“Ah, I now understand completely,” Elizabeth said with a smile. “The poor girl. I do not envy her position or the welcome she will receive. I wonder if she realises she is to be companion to Anne,” Elizabeth said of Lady Catherine’s only daughter.
“Exactly my sentiments. Which is why I have to fall on my sword and attend Rosings without the support of Darcy,” Fitzwilliam said. “She is five and twenty, apparently an only child, and her father still works in Manchester.”
“Strange that he should agree to allow her to come for a visit after all this time. He must know what Aunt Catherine is like, to some extent at least,” Darcy said. “Although if she isn’t wed, perhaps he is looking for her to become a companion and feels she could benefit with learning what the role entails. Better than working in a mill for the rest of her life.”
“It’s all very intriguing,” Elizabeth said. “I almost wish I could accompany you. But not quite.”
Fitzwilliam laughed. “I’d appreciate the help from either of you. Aunt Catherine is going to be in top form. It would probably take the three of us to protect the poor girl. I wonder: Does she know what she has let herself in for?”
“She might have already run back to Manchester by the time you get there,” Elizabeth said.
“That is presuming she can afford the coach fare, for you can guarantee, however rough and uncivilized she is, Aunt Catherine won’t give up the opportunity for free services easily,” Darcy warned. “I shall look forward to your letters.”
“And I shall look forward to Charlotte’s,” Elizabeth said with reference to her best friend, who was the wife of Elizabeth’s cousin, the clergyman attached to Rosings. Although Charlotte had married a man who was lacking in sensibility, she remained a dear friend to Elizabeth and had traveled to spend some time with Elizabeth at Pemberley. That this had occurred at one of the busiest times of the year for any clergyman had not been a coincidence. Inflicting the prosaic personality of Mr. Collins on her husband was not something Elizabeth was prepared to do.

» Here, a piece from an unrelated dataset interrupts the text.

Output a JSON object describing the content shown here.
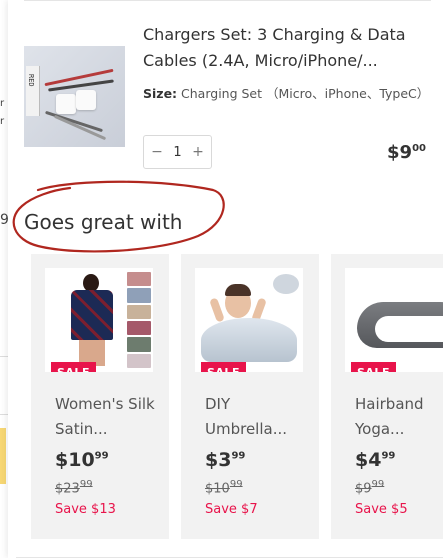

“Anyway, enough of our family’s deep dark secrets. Tell us more of your travels. I am glad you returned to us safely,” Darcy said of his cousin.
“As am I, Darcy. As am I.”
We hope you are enjoying the book so far. To continue reading...